“Every man with prostate cancer doesn’t need to be treated,” Schulam says. “The question is: How do you differentiate?” Prostate cancer kills roughly 30,000 American men every year—more than any other malignancy except lung cancer, according to the American Cancer Society. Most men diagnosed with the disease, however, die of some other cause.
High levels of prostate-specific antigen (PSA) may signal cancer, but an enlarged but healthy prostate can also raise PSA levels. In 2012, the USPSTF recommended against PSA screening for cancer, saying that men are too often treated when the disease isn’t causing symptoms. CT scans aren’t beneficial in detecting possible cancer, so doctors increasingly use MRI. “The problem is that once you see something suspicious on an MRI, it’s hard to biopsy” because the powerful magnets prevent the use of needles, Schulam says. A prostate biopsy is often educated guesswork, with doctors taking a dozen or so passes with a 1-millimeter-thick needle into the walnut-sized gland. Not only are biopsies often painful procedures and recovery can lead to such complications as sepsis, but “you can miss cancer,” Schulam says. “Or you can detect cancer but not know the volume of cancer.”
Because prostate cancer generally progresses very slowly, treatment options range from radiation or removal of the prostate to watchful waiting, in which doctors take no significant action unless the diseased organ causes problems. Active surveillance—careful monitoring for signs that the disease is progressing—is a relatively recent approach that falls somewhere in between. It is usually recommended for men at low risk of developing symptoms from the disease. Artemis, which combines MR and ultrasound images to improve the detection and treatment of prostate cancer, is the key tool in the image-guided approach to active surveillance of the disease.

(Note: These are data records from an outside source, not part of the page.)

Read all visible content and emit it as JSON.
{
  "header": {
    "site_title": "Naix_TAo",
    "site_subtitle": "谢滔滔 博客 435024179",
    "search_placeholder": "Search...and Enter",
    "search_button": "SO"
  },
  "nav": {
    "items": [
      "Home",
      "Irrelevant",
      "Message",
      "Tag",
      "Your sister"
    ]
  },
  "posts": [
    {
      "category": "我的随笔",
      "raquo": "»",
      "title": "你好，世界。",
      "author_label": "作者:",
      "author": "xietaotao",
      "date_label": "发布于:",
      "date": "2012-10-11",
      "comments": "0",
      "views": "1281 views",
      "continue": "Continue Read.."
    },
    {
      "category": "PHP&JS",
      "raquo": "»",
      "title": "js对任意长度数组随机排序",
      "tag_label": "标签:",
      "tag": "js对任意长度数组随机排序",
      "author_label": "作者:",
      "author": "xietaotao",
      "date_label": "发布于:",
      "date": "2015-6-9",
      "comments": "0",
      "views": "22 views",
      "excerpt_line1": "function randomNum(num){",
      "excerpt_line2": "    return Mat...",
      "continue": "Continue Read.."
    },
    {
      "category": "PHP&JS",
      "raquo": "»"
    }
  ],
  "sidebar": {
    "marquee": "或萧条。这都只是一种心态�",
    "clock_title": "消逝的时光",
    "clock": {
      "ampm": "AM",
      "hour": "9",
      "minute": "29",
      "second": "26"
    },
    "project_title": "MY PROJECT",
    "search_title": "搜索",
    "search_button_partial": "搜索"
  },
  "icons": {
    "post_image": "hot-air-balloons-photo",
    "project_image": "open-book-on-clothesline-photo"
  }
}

Artemis uses a multiparametric MRI—which also measures chemical concentrations and blood flow in tissue—to identify regions of the gland that may be cancerous. “The machine takes the MRI image and an ultrasound image and puts them together in a 3-D model,” says Preston Sprenkle, M.D., a urologist on Schulam’s team. The real-time ultrasound feature then “helps us guide where our needles go,” so biopsies aren’t as blind as they have been in the past.
The team can then determine how diseased the prostate is through what’s called a Gleason score—which predicts whether the cancer will grow and spread to other organs—and what action comes next. Men with a low Gleason score can prevent or postpone unnecessary radiation therapy or a prostatectomy, which can leave patients incontinent or impotent. “If you lose one or both of those, your quality of life is dramatically changed,” Sprenkle says.

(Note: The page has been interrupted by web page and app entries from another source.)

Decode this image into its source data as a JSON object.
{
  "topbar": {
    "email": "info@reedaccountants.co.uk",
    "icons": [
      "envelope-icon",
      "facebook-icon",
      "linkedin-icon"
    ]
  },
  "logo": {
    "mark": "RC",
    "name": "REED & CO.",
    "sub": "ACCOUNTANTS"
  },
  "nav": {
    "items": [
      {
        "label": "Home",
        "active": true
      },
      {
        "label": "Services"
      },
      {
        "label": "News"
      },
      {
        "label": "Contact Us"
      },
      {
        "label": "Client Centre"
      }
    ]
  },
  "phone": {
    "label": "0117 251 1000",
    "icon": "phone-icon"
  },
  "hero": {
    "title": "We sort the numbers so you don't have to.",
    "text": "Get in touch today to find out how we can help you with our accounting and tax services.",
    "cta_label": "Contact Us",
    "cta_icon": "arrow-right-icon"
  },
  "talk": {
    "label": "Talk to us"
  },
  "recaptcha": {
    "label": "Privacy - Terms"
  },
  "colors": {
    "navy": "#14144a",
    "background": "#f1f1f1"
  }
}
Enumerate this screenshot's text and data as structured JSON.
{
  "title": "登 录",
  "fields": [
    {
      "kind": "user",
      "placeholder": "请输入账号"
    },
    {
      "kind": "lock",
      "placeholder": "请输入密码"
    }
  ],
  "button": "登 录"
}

Artemis promotes active surveillance because it “records exactly where the biopsy was taken from,” Schulam says. When the team members examine the gland a second time, they have a superimposed image so “we can biopsy the exact same place as before. If something changes, you intervene such that you haven’t lost your window of opportunity to achieve cure.”
A revolution in every field
Advances in imaging, from X-rays to CT scans to fMRI, have taken a lot of the guesswork out of diagnosis and treatment. They have reduced inaccuracies in testing, spared patients anxiety from false positives, and improved outcomes. Spencer is happy with the progress he’s seen since his early days when neurosurgical imaging was in its infancy. “Imaging is important to everything we do every day,” he says. “It’s revolutionized every field. Our understanding of the brain—and our understanding of brain disease and the future of treating it—is just so tied to our imaging.”